Task:
Lines with "icon": pull these out of the listing below.

=== Source information ===

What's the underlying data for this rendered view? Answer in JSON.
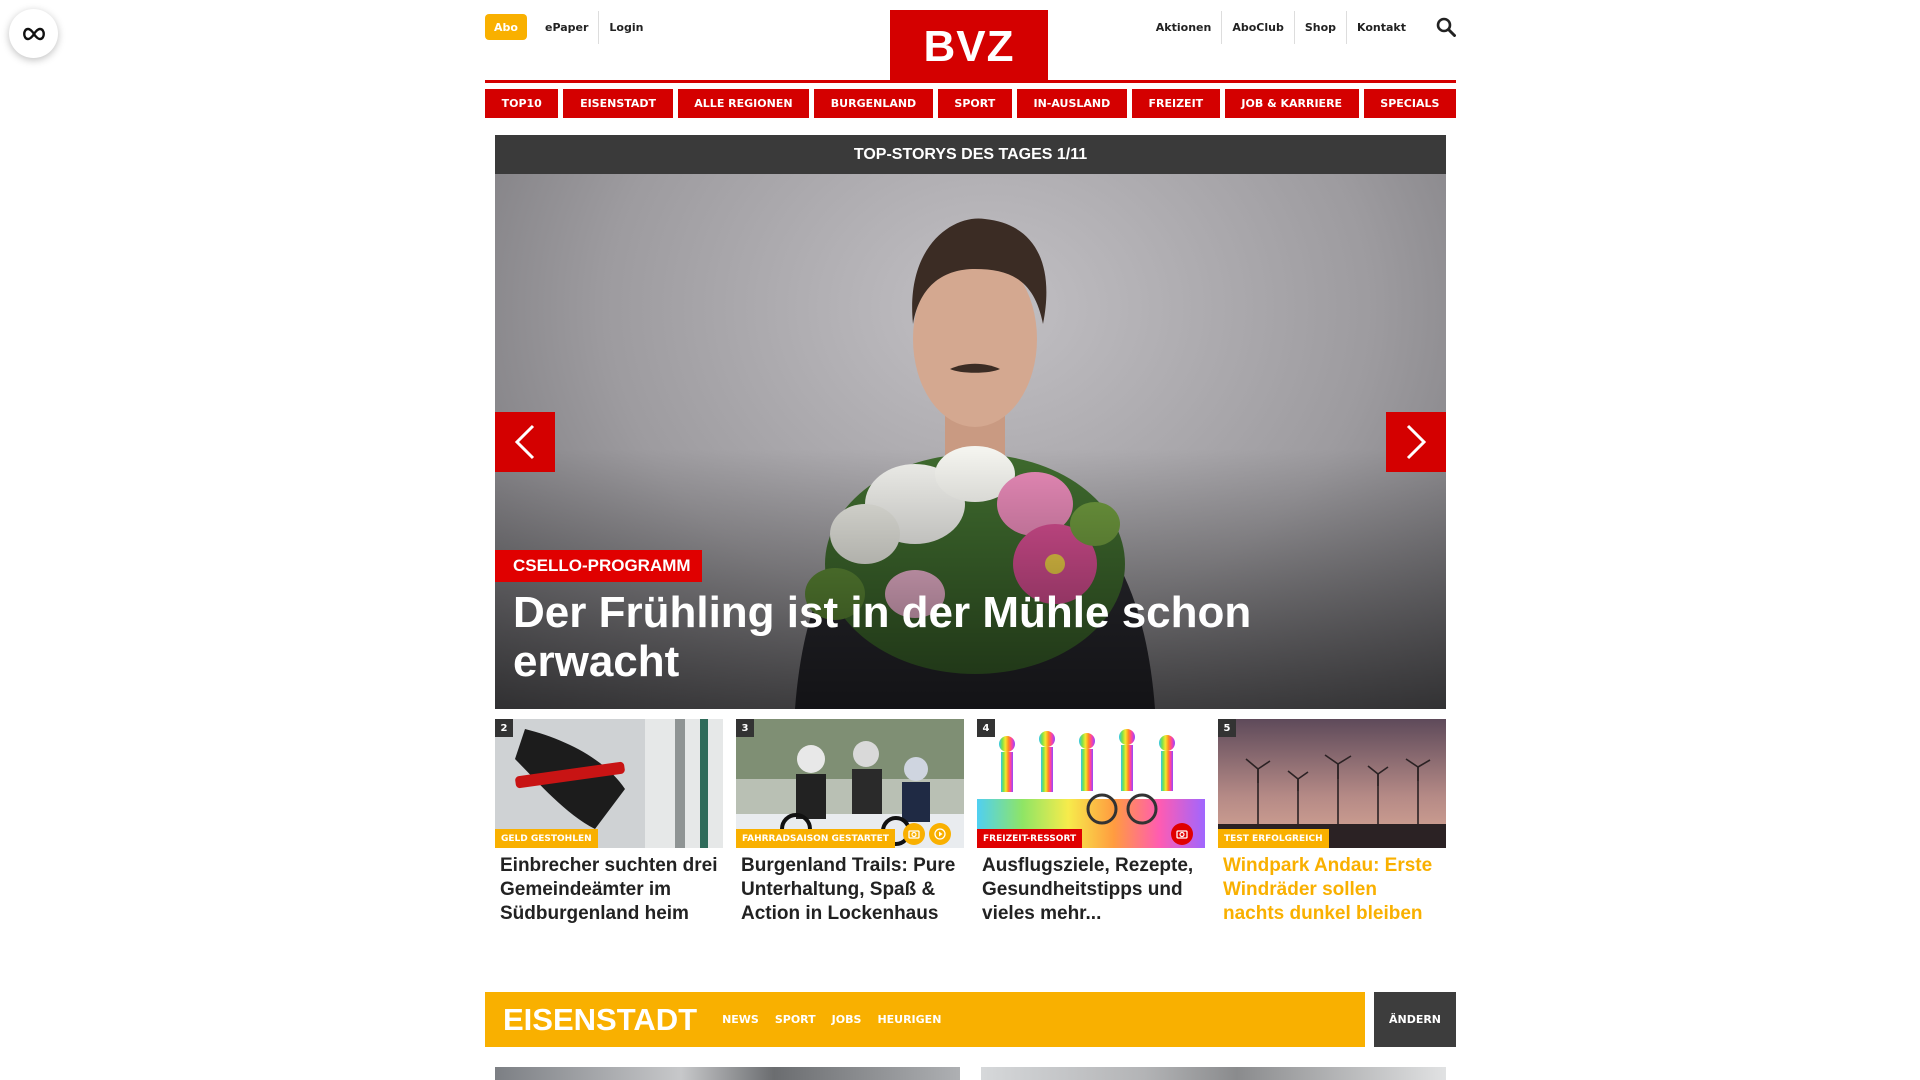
{
  "colors": {
    "brand_red": "#d40000",
    "accent_orange": "#f9b000",
    "dark_bar": "#3a3a3a"
  },
  "side_button": {
    "icon": "infinity-icon"
  },
  "header": {
    "abo_label": "Abo",
    "left_links": [
      "ePaper",
      "Login"
    ],
    "logo_text": "BVZ",
    "right_links": [
      "Aktionen",
      "AboClub",
      "Shop",
      "Kontakt"
    ],
    "search_icon": "search-icon"
  },
  "nav": {
    "items": [
      "TOP10",
      "EISENSTADT",
      "ALLE REGIONEN",
      "BURGENLAND",
      "SPORT",
      "IN-AUSLAND",
      "FREIZEIT",
      "JOB & KARRIERE",
      "SPECIALS"
    ]
  },
  "hero": {
    "bar_title": "TOP-STORYS DES TAGES 1/11",
    "tag": "CSELLO-PROGRAMM",
    "title": "Der Frühling ist in der Mühle schon erwacht",
    "prev_icon": "chevron-left-icon",
    "next_icon": "chevron-right-icon"
  },
  "teasers": [
    {
      "num": "2",
      "tag": "GELD GESTOHLEN",
      "title": "Einbrecher suchten drei Gemeindeämter im Südburgenland heim"
    },
    {
      "num": "3",
      "tag": "FAHRRADSAISON GESTARTET",
      "title": "Burgenland Trails: Pure Unterhaltung, Spaß & Action in Lockenhaus",
      "media": [
        "camera-icon",
        "play-icon"
      ]
    },
    {
      "num": "4",
      "tag": "FREIZEIT-RESSORT",
      "title": "Ausflugsziele, Rezepte, Gesundheitstipps und vieles mehr...",
      "media": [
        "camera-icon"
      ]
    },
    {
      "num": "5",
      "tag": "TEST ERFOLGREICH",
      "title": "Windpark Andau: Erste Windräder sollen nachts dunkel bleiben"
    }
  ],
  "section": {
    "title": "EISENSTADT",
    "links": [
      "NEWS",
      "SPORT",
      "JOBS",
      "HEURIGEN"
    ],
    "change_label": "ÄNDERN"
  }
}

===

The answer:
    "icon": "infinity-icon"
    "search_icon": "search-icon"
    "prev_icon": "chevron-left-icon",
    "next_icon": "chevron-right-icon"
        "camera-icon",
        "play-icon"
        "camera-icon"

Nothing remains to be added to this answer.